## What is expected
Where does the word "duration" occur in the data below? Copy each line that holds it.

## Data listing
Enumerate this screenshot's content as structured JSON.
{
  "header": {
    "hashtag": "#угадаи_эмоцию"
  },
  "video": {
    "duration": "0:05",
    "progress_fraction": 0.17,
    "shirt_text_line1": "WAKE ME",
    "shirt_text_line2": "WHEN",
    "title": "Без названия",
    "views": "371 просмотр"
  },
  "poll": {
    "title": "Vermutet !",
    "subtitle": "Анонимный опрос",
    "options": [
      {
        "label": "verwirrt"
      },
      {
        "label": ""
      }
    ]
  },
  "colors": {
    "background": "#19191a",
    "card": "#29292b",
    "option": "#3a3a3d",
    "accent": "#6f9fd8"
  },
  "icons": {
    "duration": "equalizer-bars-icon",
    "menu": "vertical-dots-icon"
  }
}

## Final answer
    "duration": "0:05",
    "duration": "equalizer-bars-icon",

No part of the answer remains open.